by Bill Snyder

Worst idea ever: Buying wireless service from Comcast

Jan 26, 2017
Consumer ElectronicsMobileSmall and Medium Business

Comcast makes its cable and broadband customers miserable, so why does it think it can score by selling wireless phone service?

I don’t need to use many words to describe Comcast’s customer service when one will do: awful. The cable giant has long been one of the most disliked companies in the country and its bad service is legendary. So what consumer in her or his right mind would opt to get wireless service from Comcast?

I’d say probably very few, but Comcast thinks otherwise. The cable giant confirmed yesterday what it has been hinting about for some time: It is going to launch wireless phone service later this year. In an earnings call announcing his company’s earnings, Comcast CEO Brian Roberts said he expects the new service will start to roll out in the middle of the year and the company will bundle it with its cable TV and broadband options.

The only reason Comcast can take the plunge so quickly is that it won’t be building its own wireless network. It will be reselling Verizon bandwidth. That’s actually a plus since Verizon has the strongest network of the four major wireless carriers.

But other than that, Comcast will be on its own. None of the major wireless carriers do a very good job taking care of customers. Indeed, pay TV providers and ISPs – and Comcast is both – typically score at the bottom of consumer satisfaction surveys as measured by the respected ACSI. Remember the infamous Comcast “customer service call from hell?”

To be fair, Comcast has improved a bit in a more recent ACSI survey, but as a press release announcing the results put it, Comcast and other pay TV services had “nowhere to go but up.”

It could be that the wireless service will be relatively inexpensive, since to compete with the existing carriers Comcast may have to offer steep discounts, industry consultant Chetan Sharma, told Bloomberg News.

Comcast plans to do what other wireless carriers do: sell smartphones directly to consumers and let them pay on an installment plan: “Our approach will be to purchase the phones and collect handset-related payments from our wireless customers over time,” Comcast CFO Michael Cavanaugh said.

Bad service but higher profits

Despite a long-term trend of people cutting the cord and ditching pay TV services in favor of streaming video, Comcast managed to add more than 80,000 cable subscribers and 385,000 broadband customers in the last quarter of 2016, the company said when it announced its financial results. That led to a more profitable quarter than Wall Street had expected.

How does a company scarf up new customers despite treating existing customers so poorly?

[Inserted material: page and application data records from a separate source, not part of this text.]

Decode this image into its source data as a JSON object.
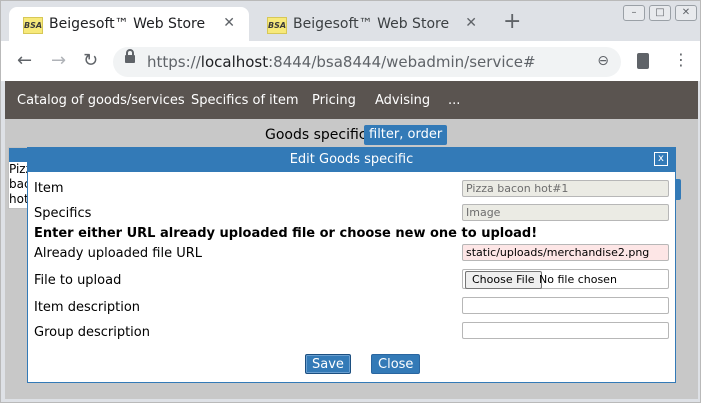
{
  "browser": {
    "tabs": [
      {
        "title": "Beigesoft™ Web Store Adm",
        "favicon": "BSA",
        "close": "✕"
      },
      {
        "title": "Beigesoft™ Web Store Adm",
        "favicon": "BSA",
        "close": "✕"
      }
    ],
    "new_tab": "+",
    "url": {
      "scheme": "https://",
      "host": "localhost",
      "rest": ":8444/bsa8444/webadmin/service#"
    }
  },
  "menu": [
    "Catalog of goods/services",
    "Specifics of item",
    "Pricing",
    "Advising",
    "..."
  ],
  "page": {
    "heading": "Goods specific",
    "filter_button": "filter, order",
    "behind_text": "Pizza bacon hot"
  },
  "dialog": {
    "title": "Edit Goods specific",
    "close_label": "x",
    "fields": {
      "item_label": "Item",
      "item_value": "Pizza bacon hot#1",
      "specifics_label": "Specifics",
      "specifics_value": "Image",
      "note": "Enter either URL already uploaded file or choose new one to upload!",
      "url_label": "Already uploaded file URL",
      "url_value": "static/uploads/merchandise2.png",
      "file_label": "File to upload",
      "choose_file": "Choose File",
      "no_file": "No file chosen",
      "item_desc_label": "Item description",
      "item_desc_value": "",
      "group_desc_label": "Group description",
      "group_desc_value": ""
    },
    "save_label": "Save",
    "close_button_label": "Close"
  },
  "colors": {
    "accent": "#337ab7",
    "menubar": "#5a5450",
    "readonly": "#ebebe4",
    "warn": "#fde6e6"
  }
}
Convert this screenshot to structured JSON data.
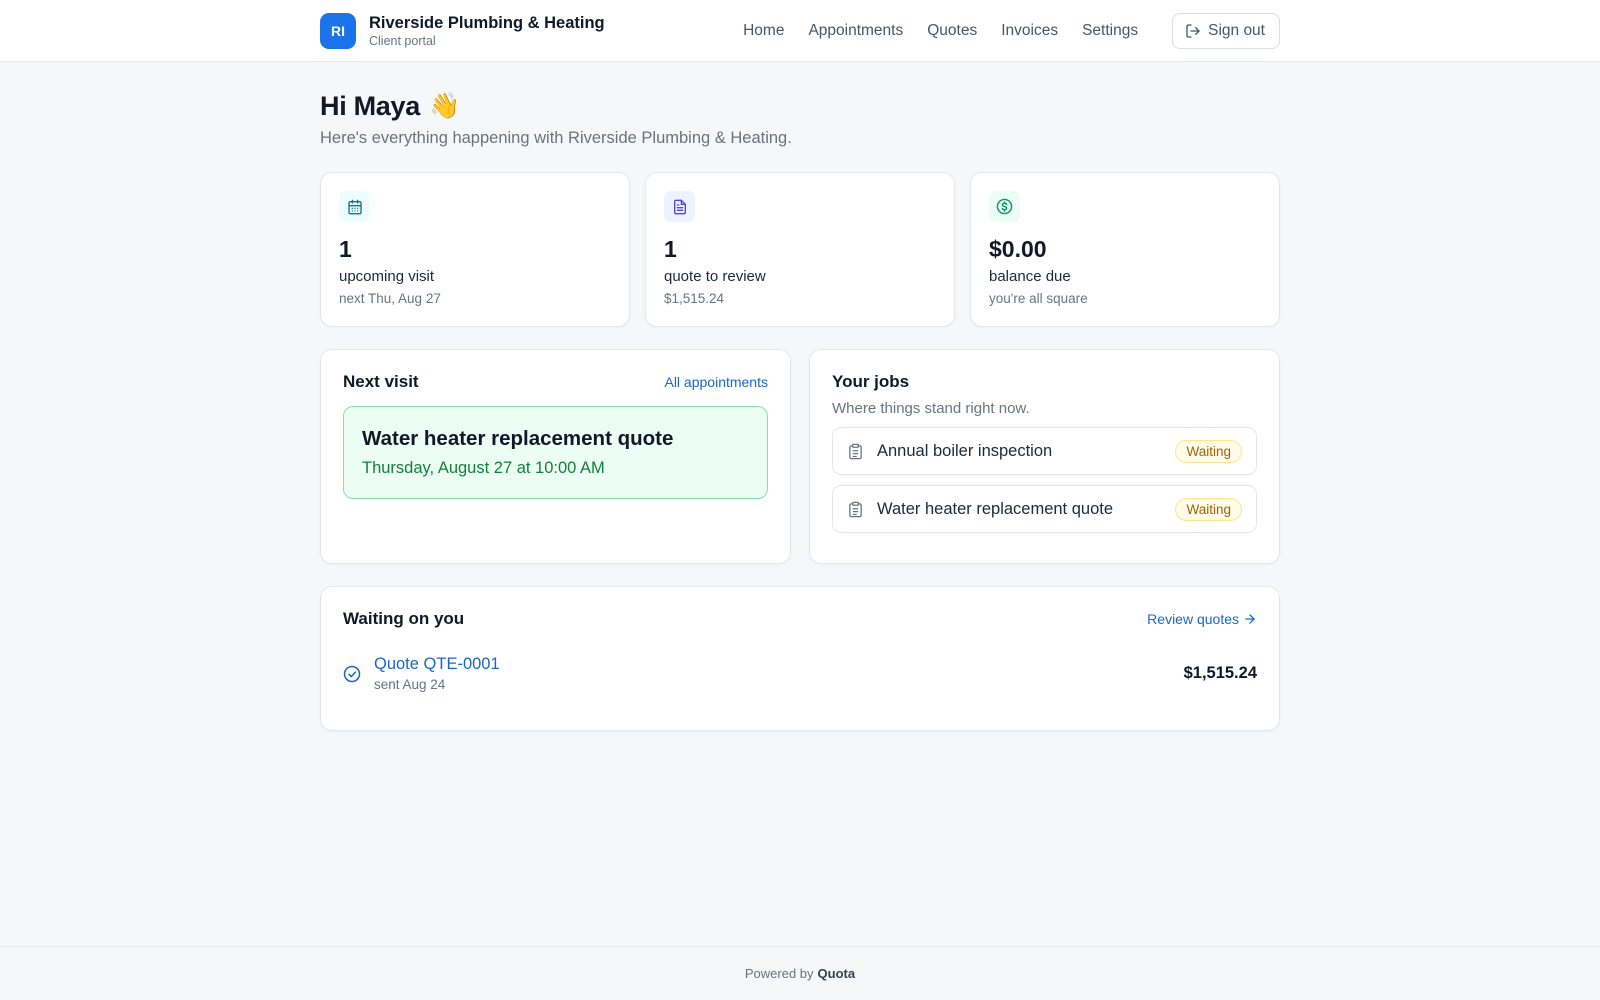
{
  "header": {
    "logo_initials": "RI",
    "company_name": "Riverside Plumbing & Heating",
    "portal_label": "Client portal",
    "nav": [
      {
        "label": "Home"
      },
      {
        "label": "Appointments"
      },
      {
        "label": "Quotes"
      },
      {
        "label": "Invoices"
      },
      {
        "label": "Settings"
      }
    ],
    "sign_out_label": "Sign out",
    "sign_out_icon": "sign-out-icon",
    "brand_color": "#1a73e8"
  },
  "greeting": {
    "title": "Hi Maya",
    "emoji": "👋",
    "subtitle": "Here's everything happening with Riverside Plumbing & Heating."
  },
  "stats": [
    {
      "icon": "calendar-icon",
      "value": "1",
      "label": "upcoming visit",
      "hint": "next Thu, Aug 27",
      "icon_color": "#0e7490",
      "icon_bg": "#ecfeff"
    },
    {
      "icon": "document-icon",
      "value": "1",
      "label": "quote to review",
      "hint": "$1,515.24",
      "icon_color": "#4f46e5",
      "icon_bg": "#eef2ff"
    },
    {
      "icon": "dollar-icon",
      "value": "$0.00",
      "label": "balance due",
      "hint": "you're all square",
      "icon_color": "#059669",
      "icon_bg": "#ecfdf5"
    }
  ],
  "next_visit": {
    "title": "Next visit",
    "link_label": "All appointments",
    "visit_title": "Water heater replacement quote",
    "visit_time": "Thursday, August 27 at 10:00 AM"
  },
  "jobs": {
    "title": "Your jobs",
    "subtitle": "Where things stand right now.",
    "items": [
      {
        "name": "Annual boiler inspection",
        "status": "Waiting",
        "icon": "clipboard-icon"
      },
      {
        "name": "Water heater replacement quote",
        "status": "Waiting",
        "icon": "clipboard-icon"
      }
    ]
  },
  "waiting": {
    "title": "Waiting on you",
    "link_label": "Review quotes",
    "items": [
      {
        "name": "Quote QTE-0001",
        "date": "sent Aug 24",
        "amount": "$1,515.24",
        "icon": "check-circle-icon"
      }
    ]
  },
  "footer": {
    "powered_by": "Powered by",
    "vendor": "Quota"
  }
}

Two reasons. In many parts of the country there’s not much competition among cable companies and ISPs.

And two of the existing competitors, AT&T and Verizon, have pretty much decided that DSL service isn’t profitable enough, so they have angered customers by letting their networks deteriorate and refusing to upgrade them to higher speeds.

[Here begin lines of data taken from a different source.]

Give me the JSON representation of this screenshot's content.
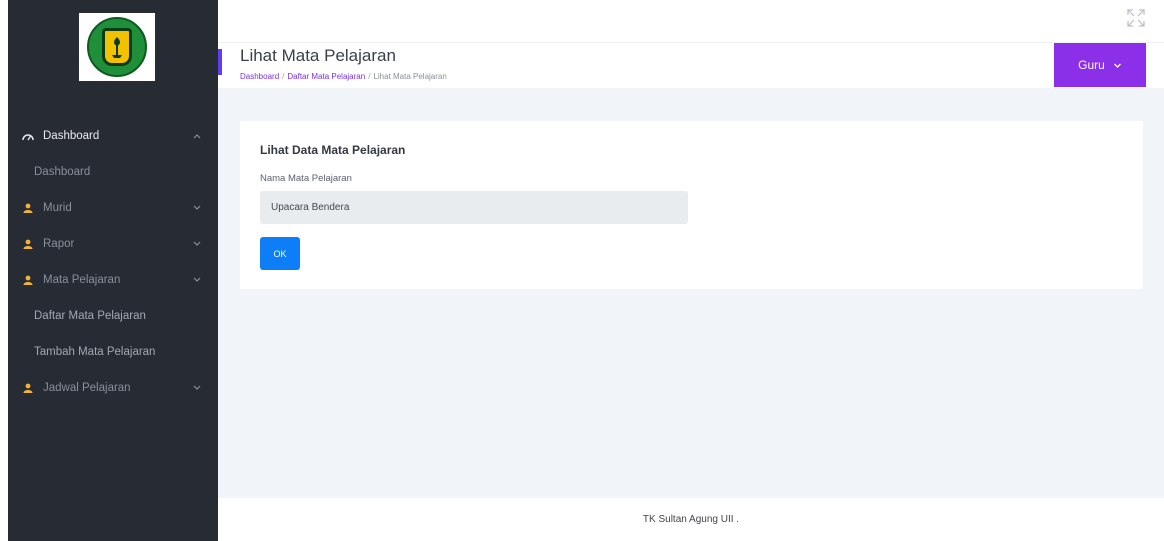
{
  "sidebar": {
    "logo_alt": "TK Sultan Agung UII logo",
    "items": [
      {
        "label": "Dashboard",
        "icon": "dashboard-icon",
        "expanded": true
      },
      {
        "label": "Dashboard"
      },
      {
        "label": "Murid",
        "icon": "user-icon"
      },
      {
        "label": "Rapor",
        "icon": "user-icon"
      },
      {
        "label": "Mata Pelajaran",
        "icon": "user-icon"
      },
      {
        "label": "Daftar Mata Pelajaran"
      },
      {
        "label": "Tambah Mata Pelajaran"
      },
      {
        "label": "Jadwal Pelajaran",
        "icon": "user-icon"
      }
    ]
  },
  "header": {
    "title": "Lihat Mata Pelajaran",
    "breadcrumb": {
      "home": "Dashboard",
      "sep1": "/",
      "parent": "Daftar Mata Pelajaran",
      "sep2": "/",
      "current": "Lihat Mata Pelajaran"
    },
    "user_menu_label": "Guru"
  },
  "card": {
    "title": "Lihat Data Mata Pelajaran",
    "field_label": "Nama Mata Pelajaran",
    "field_value": "Upacara Bendera",
    "ok_label": "OK"
  },
  "footer": {
    "text": "TK Sultan Agung UII ."
  },
  "colors": {
    "sidebar_bg": "#272b34",
    "accent_purple": "#8b2fe8",
    "breadcrumb_link": "#7a2fe0",
    "button_blue": "#0d7ef7",
    "content_bg": "#f1f4f8"
  }
}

With no place else to go, customers have turned to Comcast. My guess is that many of them won’t stick around once they get a taste of Comcast service. As to the wireless service, I’m obviously quite skeptical, but maybe Comcast will do a decent job and give the big four wireless carriers a bit more competition.